The fossils at Bradgate and in other nearby Charnian rocks are the only known Precambrian fossils in Western Europe. Until 1957 it had been thought that complex life forms and perhaps life itself began with the Cambrian Period and that all rocks older than this developed in a world without plants or animals. Fossil discoveries, in the 1950s, subsequently required a re-evaluation of when life began. It also resulted in the re-classification of other rocks in Southern Australia and Newfoundland, which have similar fossil marks. At Bradgate Park there are some 50 known examples. They mainly take the form of two-dimensional impressions of fronds and disks and have at various times been described as seaweed, jelly fish, corals or sea anemones. They are now described as belonging to the Ediacara biota. The latest research suggests that they are animal and most similar to corals.
BradgateParkisalsoimportantecologically andisaSiteofSpecialScientific Interest designated as one of the finest remaining examples of ancient parkland in Leicestershire and contains some of the last remaining fragments of wet heathland in the county. Fauna that can be seen, in addition to the captive herds of Red and Fallow Deer include Rabbits, Hares and Foxes. Birds that are specialities of the Park include Green Woodpecker, Little Owl, Stonechat, Common Buzzard and Yellowhammer.

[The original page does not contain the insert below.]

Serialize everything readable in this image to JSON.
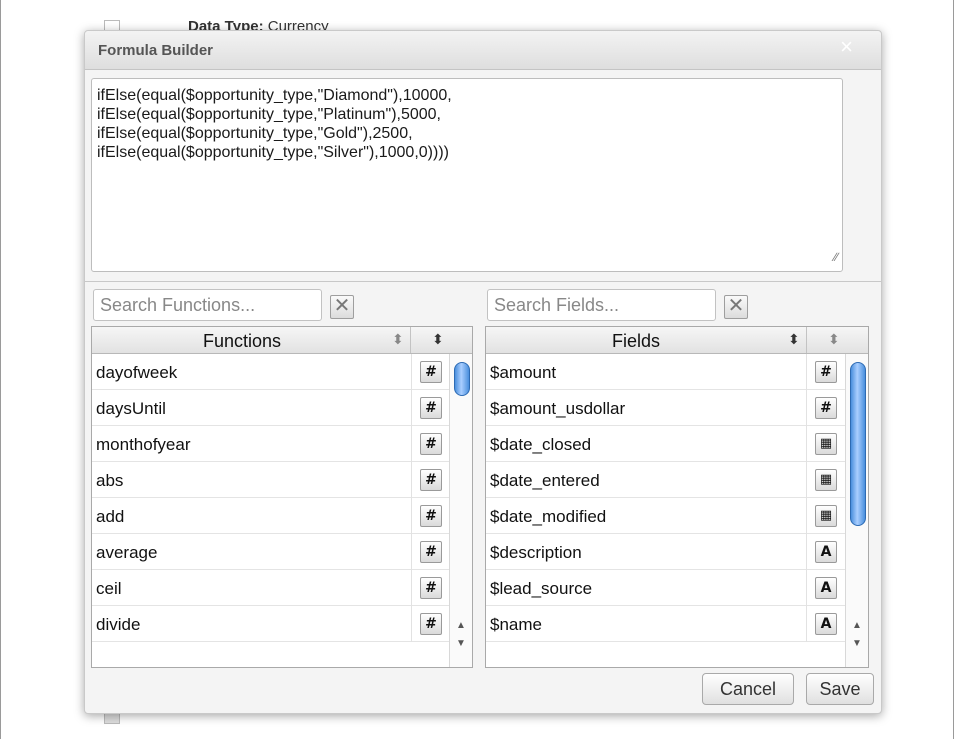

One of the outstanding woodlands in the Charnwood Forest, Swithland Wood was sold in 1921 to the Leicester timber merchant William Gimson, who began to extract the timber commercially, with the aim of dividing up the land for building plots as it was gradually cleared.
Following public concern about
the threatened loss of this ancient woodland of importance for its geological, natural history and industrial history features, in 1925 the Rotary Club of Leicester, with the cooperation of William Gimson, bought the whole site of approximately 137 acres (55 ha) for preservation and to provide access to the public for recreation ''as a national heritage."
The Rotary Club established the Swithland Wood Trust, repaired and renewed the fencing of the area, provided car parking and restored the paths, spending around £6,000 on the original purchase, fencing and landscaping.